Nevertheless, from Bosnia and Herzegovina to Cambodia and Afghanistan, UNESCO has for decades led the international community’s efforts to rehabilitate cultural heritage in the wake of conflicts. UNESCO worked to support the government of Mali in its efforts to safeguard its ancient manuscripts, 4,000 of which were burned between 2012 and 2013, when the country was suffering a great civil strife with rebels taking over the north. UNESCO also supported Mali’s efforts to reconstruct the 14 mausoleums of Timbuktu that were destroyed by extremists in 2012—the which we have just heard was ruled by the ICC as a war crime. This ensured the continuity of the city’s ancient traditions and restored a sense of community identity and pride to the population.

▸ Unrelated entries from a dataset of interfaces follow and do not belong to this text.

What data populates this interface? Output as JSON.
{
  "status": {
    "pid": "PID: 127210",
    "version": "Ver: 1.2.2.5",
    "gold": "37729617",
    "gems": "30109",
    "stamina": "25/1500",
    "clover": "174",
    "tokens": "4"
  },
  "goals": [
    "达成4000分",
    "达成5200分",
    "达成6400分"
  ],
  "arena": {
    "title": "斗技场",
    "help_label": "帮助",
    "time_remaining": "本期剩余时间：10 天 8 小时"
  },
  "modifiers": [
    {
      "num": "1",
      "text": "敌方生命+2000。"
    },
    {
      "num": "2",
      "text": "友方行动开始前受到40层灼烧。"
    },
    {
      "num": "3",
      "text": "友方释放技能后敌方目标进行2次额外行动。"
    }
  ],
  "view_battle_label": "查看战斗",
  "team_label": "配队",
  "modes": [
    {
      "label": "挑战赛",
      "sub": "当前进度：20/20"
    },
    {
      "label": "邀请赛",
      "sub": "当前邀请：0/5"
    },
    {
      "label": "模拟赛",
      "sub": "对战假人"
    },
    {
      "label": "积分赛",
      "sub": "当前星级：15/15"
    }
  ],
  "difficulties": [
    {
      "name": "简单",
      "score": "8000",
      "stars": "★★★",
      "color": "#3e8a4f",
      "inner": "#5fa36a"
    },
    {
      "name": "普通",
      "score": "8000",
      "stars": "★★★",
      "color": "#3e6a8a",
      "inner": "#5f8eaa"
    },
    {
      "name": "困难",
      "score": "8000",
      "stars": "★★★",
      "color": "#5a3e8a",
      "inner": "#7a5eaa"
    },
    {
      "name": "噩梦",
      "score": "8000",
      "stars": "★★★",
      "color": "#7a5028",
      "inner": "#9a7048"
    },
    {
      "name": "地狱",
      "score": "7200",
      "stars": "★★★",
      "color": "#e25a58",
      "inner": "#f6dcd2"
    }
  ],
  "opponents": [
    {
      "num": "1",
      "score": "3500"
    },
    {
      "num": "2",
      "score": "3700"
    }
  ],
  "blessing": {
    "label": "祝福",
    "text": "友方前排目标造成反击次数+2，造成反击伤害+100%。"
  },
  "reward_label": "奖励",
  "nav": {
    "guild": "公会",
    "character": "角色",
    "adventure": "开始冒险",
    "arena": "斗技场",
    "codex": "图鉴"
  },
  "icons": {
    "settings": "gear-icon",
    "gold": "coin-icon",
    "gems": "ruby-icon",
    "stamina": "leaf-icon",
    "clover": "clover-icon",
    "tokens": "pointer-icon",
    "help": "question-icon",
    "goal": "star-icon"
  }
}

This past February, at the International Conference on the Reconstruction of Iraq, UNESCO launched its largest reconstruction effort in recent times – a ground-breaking initiative to “Revive the Spirit of Mosul”. With an estimated 90% of the Old City of Mosul having been destroyed, this initiative aims to place people at the heart of Mosul’s recovery, by reconstructing the city’s cultural and educational institutions. This effort has been bolstered by the generous support of the United Arab Emirates, who has provided over 50 million dollars for the reconstruction of the Al-Nouri Mosque and its leaning Al-Hadba Minaret, which stands 148 feet tall. UNESCO is also spearheading the restoration of the city’s markets, two churches, a Yazidi temple, and the central library at Mosul University.
As you can see, with so much strife in the world, from a humanitarian perspective there has never been a bigger number of refugees since World War II. In terms of cultural heritage destruction, we are seeing the same trend. Of course, throughout history we know this has always taken place, but certainly not at this scale, and not as a tactic of war. But at the same time, there is hope. We are seeing more funds being dedicated to the cause by private and public institutions, more projects are being done, and more awareness and interest from civil society. And from the legal perspective, it is encouraging to see these kinds of discussions taking place, particularly in a prestigious university such as William and Mary.
In conclusion, let me reiterate that the protection of cultural property in the event of armed conflict lies at the heart of UNESCO’s activities. Strong legal and operational mechanisms are absolutely essential to ensure the protection of cultural heritage from armed conflict. For the future legal professionals in the audience, I am energized by your commitment to these issues and hope this is an interest you will continue to explore throughout your careers.
Thank you very much.